For this exercise, please find the lines in the entries that include the word "name" and copy them.

Segment Start: Records

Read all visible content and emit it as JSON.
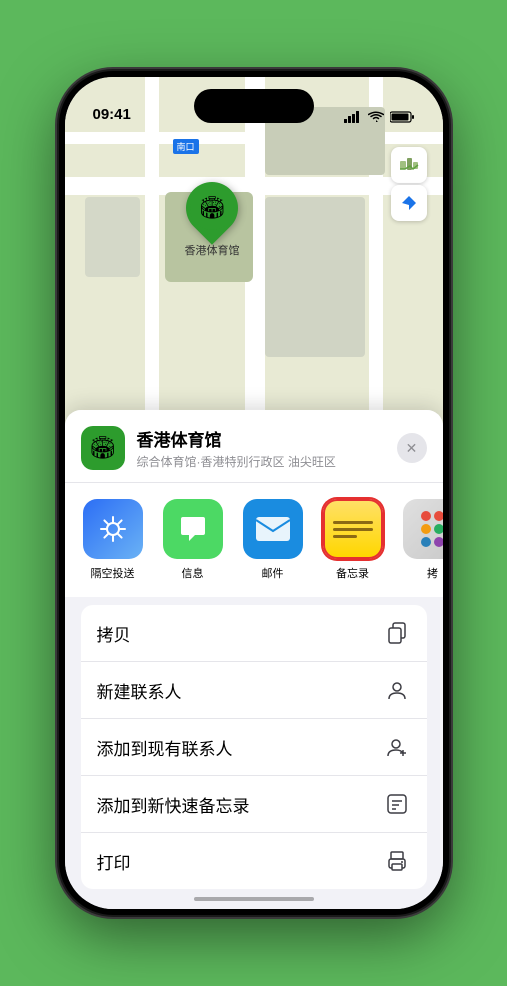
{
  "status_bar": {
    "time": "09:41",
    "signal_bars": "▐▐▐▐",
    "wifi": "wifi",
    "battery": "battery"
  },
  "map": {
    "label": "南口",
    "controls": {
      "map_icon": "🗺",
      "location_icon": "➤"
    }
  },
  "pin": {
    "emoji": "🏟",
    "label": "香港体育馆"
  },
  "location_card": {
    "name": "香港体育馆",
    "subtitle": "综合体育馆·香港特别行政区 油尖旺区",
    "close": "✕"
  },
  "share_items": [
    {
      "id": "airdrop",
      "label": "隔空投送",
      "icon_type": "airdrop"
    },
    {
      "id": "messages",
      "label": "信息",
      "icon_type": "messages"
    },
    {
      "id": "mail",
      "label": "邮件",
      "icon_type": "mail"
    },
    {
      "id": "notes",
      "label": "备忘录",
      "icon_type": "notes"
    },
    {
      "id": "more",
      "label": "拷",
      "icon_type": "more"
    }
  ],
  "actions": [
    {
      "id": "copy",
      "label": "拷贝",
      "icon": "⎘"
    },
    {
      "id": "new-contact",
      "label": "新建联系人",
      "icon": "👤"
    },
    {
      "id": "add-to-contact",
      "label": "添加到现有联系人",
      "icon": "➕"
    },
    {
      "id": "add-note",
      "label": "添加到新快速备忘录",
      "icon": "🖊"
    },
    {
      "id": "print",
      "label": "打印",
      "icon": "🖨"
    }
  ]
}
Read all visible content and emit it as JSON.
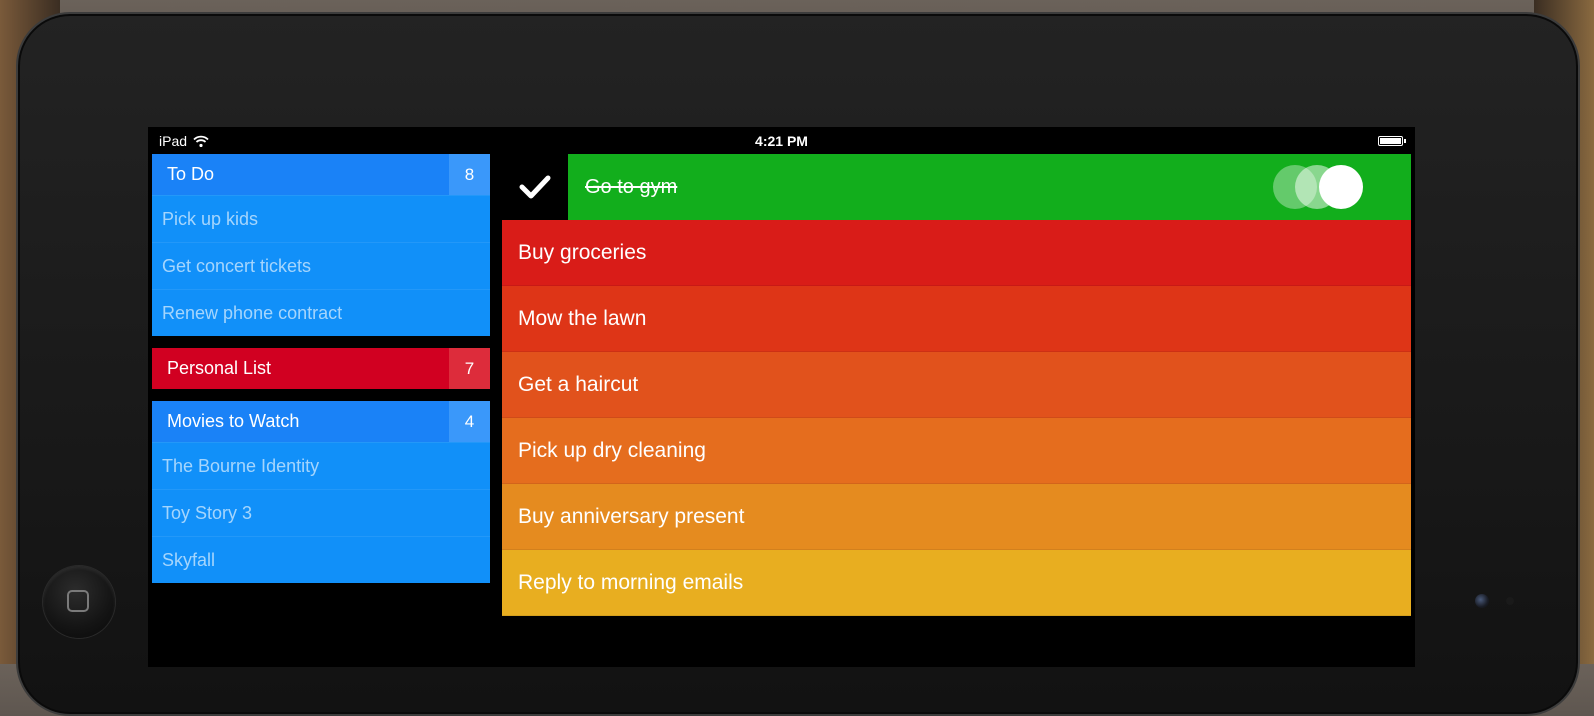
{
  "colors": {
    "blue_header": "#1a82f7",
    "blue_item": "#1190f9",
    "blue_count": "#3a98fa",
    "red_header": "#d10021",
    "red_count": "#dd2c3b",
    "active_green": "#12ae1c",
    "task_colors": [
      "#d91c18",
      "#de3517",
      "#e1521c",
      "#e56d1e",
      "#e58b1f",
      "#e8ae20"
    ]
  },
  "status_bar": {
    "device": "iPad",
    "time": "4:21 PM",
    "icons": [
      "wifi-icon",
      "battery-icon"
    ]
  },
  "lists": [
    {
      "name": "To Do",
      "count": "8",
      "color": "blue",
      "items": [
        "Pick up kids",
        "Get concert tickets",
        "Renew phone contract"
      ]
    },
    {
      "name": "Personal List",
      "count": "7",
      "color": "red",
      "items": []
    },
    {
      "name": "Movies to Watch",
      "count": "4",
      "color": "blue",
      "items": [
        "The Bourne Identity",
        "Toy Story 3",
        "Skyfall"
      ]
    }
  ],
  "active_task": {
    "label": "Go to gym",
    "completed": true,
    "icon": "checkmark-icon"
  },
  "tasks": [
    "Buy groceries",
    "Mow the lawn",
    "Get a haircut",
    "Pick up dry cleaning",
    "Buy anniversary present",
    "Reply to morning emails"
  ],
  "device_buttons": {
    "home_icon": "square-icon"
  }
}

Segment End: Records

Task response
    "name": "香港体育馆",
      "name": "To Do",
      "name": "Personal List",
      "name": "Movies to Watch",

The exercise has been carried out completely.